I am in the UK, where our system works with an earth. I realize the US is different. This stuff is over my head, but I’m just interested in clarifying the situation - I have no concerns about the safety of the equipment and I know it’s fully certified safe in the UK.
The debate centred around a POTENTIAL (albeit highly unlikely to occur) situation where electric shock could occur in either one or both of the following situations:
When using TWO generators to power two separate appliances. If in the unlikely event that BOTH appliances are faulty and you’re touching both YOU would be the path of least resistance and the entire charge from both units would travel though you
When running one device from a generator and one from the mains the situation described above could also occur.
So I guess the question I’m asking is:
What is the mechanism used to protect the AC sockets from this kind of scenario? It’s fine to answer in technical terms - it’ll go over my head but I can pass it on and get him to explain it in more depth.

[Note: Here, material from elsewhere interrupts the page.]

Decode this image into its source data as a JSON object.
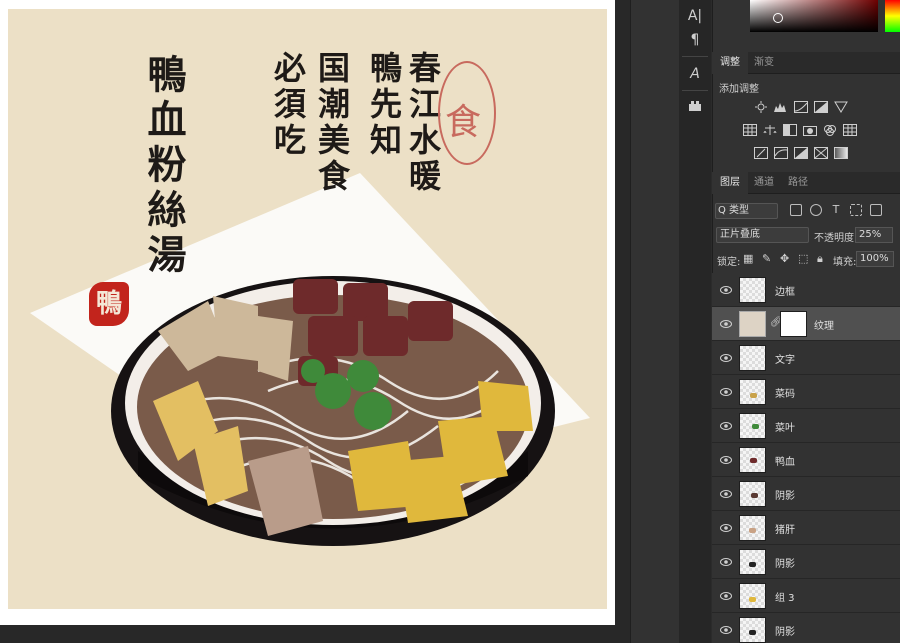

Here’s his latest comment about that - it might better explain what I’m getting at:
"It’s entirely possible to do it inside the generator - they just don’t seem to mention it as one of their protection functions (or maybe they do - I haven’t read the manual myself).
That’s what the people talking about earthing seem to be most concerned about. I’d also be interested in the implication of using the system in a property with a live connection to a TN-C-S system (particularly under lost-neutral conditions)."
@bluetti - or anyone?